Philosophy TV. Really.

Philosophy TV. It’s new. It’s real. It’s coming … actually, it has come … to a computer near you. Be scared. Be very scared. Congratulations to Brynn Welch et al. for getting this off the ground, and to Tamar Gendler and Eric Schwitzgebel for taking the first, brave steps. To infinity … and beyond.

Tamar Gendler and Eric Schwitzgebel on Implicit associations and belief.

Coming up on Philosophy TV next week or so: Peter Singer and Michael Slot.

Have Mercy: Jennifer Eberhardt on Implicit Racial Bias @ PLMS

Over at the mostly awesome Project on Law and Mind Sciences (PLMS) blog, they have opened up PLMS Tube about a week ago. It’s a collection of about 80 videos so far, chiefly it seems from their first two annual conferences and visiting speakers. One of the videos, which they have running on their blog right now, is an amazing 30 minute talk from Jennifer Eberhardt‘s talk from 2007, “Policing Racial Bias”. Eberhardt is a psychologist working on the implicit cognition of racial bias, and its relevance for policing, the justice system, and ordinary cognition.
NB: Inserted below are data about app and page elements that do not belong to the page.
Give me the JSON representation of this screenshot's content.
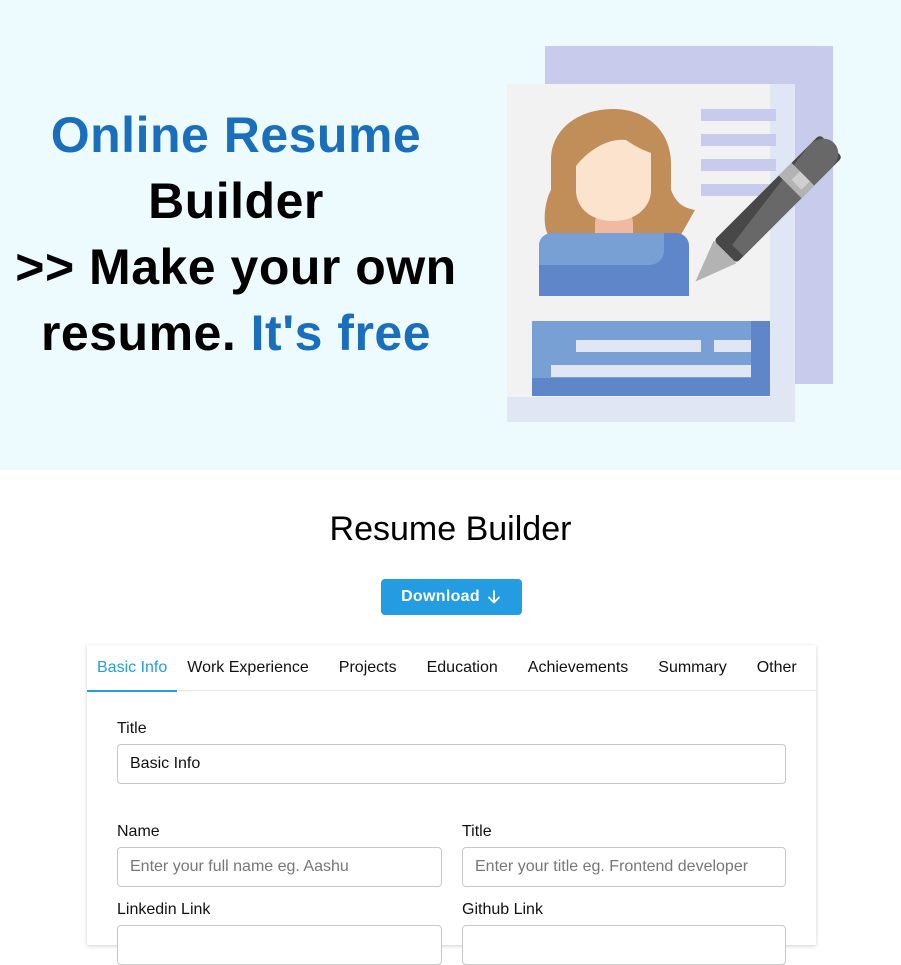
{
  "hero": {
    "line1": "Online Resume",
    "line2": "Builder",
    "line3": ">> Make your own",
    "line4_black": "resume.",
    "line4_blue": "It's free",
    "illustration": "resume-with-pen-illustration"
  },
  "main": {
    "title": "Resume Builder",
    "download_label": "Download",
    "download_icon": "arrow-down-icon"
  },
  "tabs": [
    {
      "label": "Basic Info",
      "active": true
    },
    {
      "label": "Work Experience",
      "active": false
    },
    {
      "label": "Projects",
      "active": false
    },
    {
      "label": "Education",
      "active": false
    },
    {
      "label": "Achievements",
      "active": false
    },
    {
      "label": "Summary",
      "active": false
    },
    {
      "label": "Other",
      "active": false
    }
  ],
  "form": {
    "section_title_label": "Title",
    "section_title_value": "Basic Info",
    "name_label": "Name",
    "name_placeholder": "Enter your full name eg. Aashu",
    "title_label": "Title",
    "title_placeholder": "Enter your title eg. Frontend developer",
    "linkedin_label": "Linkedin Link",
    "github_label": "Github Link"
  },
  "colors": {
    "accent": "#239ce2",
    "hero_blue": "#1a6fbd",
    "hero_bg": "#edfbff"
  }
}
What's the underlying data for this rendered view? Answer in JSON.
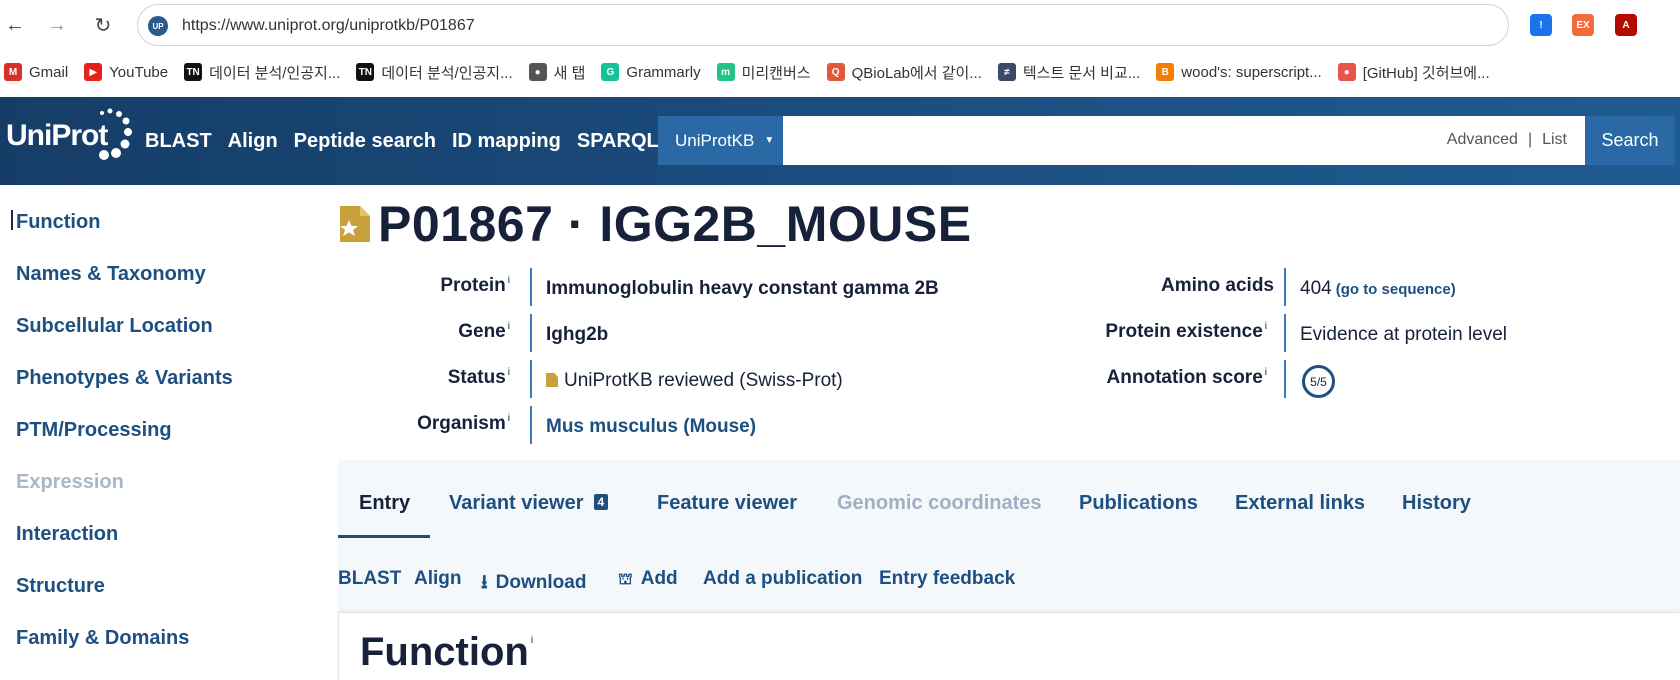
{
  "browser": {
    "back": "←",
    "forward": "→",
    "reload": "↻",
    "url": "https://www.uniprot.org/uniprotkb/P01867",
    "site_icon": "UP",
    "bookmarks": [
      {
        "label": "Gmail",
        "icon": "gmail-icon",
        "color": "#d93025",
        "glyph": "M"
      },
      {
        "label": "YouTube",
        "icon": "youtube-icon",
        "color": "#e62117",
        "glyph": "▶"
      },
      {
        "label": "데이터 분석/인공지...",
        "icon": "tn-icon",
        "color": "#111111",
        "glyph": "TN"
      },
      {
        "label": "데이터 분석/인공지...",
        "icon": "tn-icon",
        "color": "#111111",
        "glyph": "TN"
      },
      {
        "label": "새 탭",
        "icon": "globe-icon",
        "color": "#555555",
        "glyph": "●"
      },
      {
        "label": "Grammarly",
        "icon": "grammarly-icon",
        "color": "#15c39a",
        "glyph": "G"
      },
      {
        "label": "미리캔버스",
        "icon": "miricanvas-icon",
        "color": "#23c38a",
        "glyph": "m"
      },
      {
        "label": "QBioLab에서 같이...",
        "icon": "qbiolab-icon",
        "color": "#e0593a",
        "glyph": "Q"
      },
      {
        "label": "텍스트 문서 비교...",
        "icon": "diff-icon",
        "color": "#3b4a6b",
        "glyph": "≠"
      },
      {
        "label": "wood's: superscript...",
        "icon": "blogger-icon",
        "color": "#f57d00",
        "glyph": "B"
      },
      {
        "label": "[GitHub] 깃허브에...",
        "icon": "github-icon",
        "color": "#e8534a",
        "glyph": "●"
      }
    ],
    "extensions": [
      {
        "icon": "shield-extension-icon",
        "color": "#1a73e8",
        "glyph": "!"
      },
      {
        "icon": "ex-extension-icon",
        "color": "#f26b3a",
        "glyph": "EX"
      },
      {
        "icon": "pdf-extension-icon",
        "color": "#b30b00",
        "glyph": "A"
      }
    ]
  },
  "header": {
    "logo": "UniProt",
    "nav": [
      "BLAST",
      "Align",
      "Peptide search",
      "ID mapping",
      "SPARQL"
    ],
    "db_select": "UniProtKB",
    "search_placeholder": "",
    "advanced": "Advanced",
    "separator": "|",
    "list": "List",
    "search_button": "Search"
  },
  "sidebar": {
    "items": [
      {
        "label": "Function",
        "disabled": false
      },
      {
        "label": "Names & Taxonomy",
        "disabled": false
      },
      {
        "label": "Subcellular Location",
        "disabled": false
      },
      {
        "label": "Phenotypes & Variants",
        "disabled": false
      },
      {
        "label": "PTM/Processing",
        "disabled": false
      },
      {
        "label": "Expression",
        "disabled": true
      },
      {
        "label": "Interaction",
        "disabled": false
      },
      {
        "label": "Structure",
        "disabled": false
      },
      {
        "label": "Family & Domains",
        "disabled": false
      }
    ]
  },
  "entry": {
    "title": "P01867 · IGG2B_MOUSE",
    "info_sup": "i",
    "protein_label": "Protein",
    "protein_value": "Immunoglobulin heavy constant gamma 2B",
    "gene_label": "Gene",
    "gene_value": "Ighg2b",
    "status_label": "Status",
    "status_value": "UniProtKB reviewed (Swiss-Prot)",
    "organism_label": "Organism",
    "organism_value": "Mus musculus (Mouse)",
    "amino_label": "Amino acids",
    "amino_value": "404",
    "amino_link": "(go to sequence)",
    "existence_label": "Protein existence",
    "existence_value": "Evidence at protein level",
    "score_label": "Annotation score",
    "score_value": "5/5"
  },
  "tabs": {
    "entry": "Entry",
    "variant_viewer": "Variant viewer",
    "variant_count": "4",
    "feature_viewer": "Feature viewer",
    "genomic": "Genomic coordinates",
    "publications": "Publications",
    "external": "External links",
    "history": "History"
  },
  "actions": {
    "blast": "BLAST",
    "align": "Align",
    "download": "Download",
    "add": "Add",
    "add_publication": "Add a publication",
    "feedback": "Entry feedback"
  },
  "section": {
    "title": "Function",
    "sup": "i"
  },
  "colors": {
    "header_bg": "#1c5083",
    "link": "#1d4f80",
    "accent_line": "#3a7bbf",
    "reviewed_gold": "#c9a13b"
  }
}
Some of the experimental results are truly scary. Check it out.

If you think that racial bias is a thing of the past, or something that those who profess only the most liberal and inclusive attitudes about race are free of, watch the video below; it’s Part 3 of the talk, running to around 8 minutes. The whole talk covers ways in which implicit bias operates on racial grounds, and some of the results are staggering. In Part 3, Eberhardt focuses on punishment and racial proxies for evil or wickedness, but works up to the study results that had her exclaim “Have Mercy!”, starting at around 3.45 or so of this clip with a reminder from W.E.B. DuBois. Links to the whole thing beneath the fold. Update: Kudos to the folks at PLMS for getting these videos captioned! Continue reading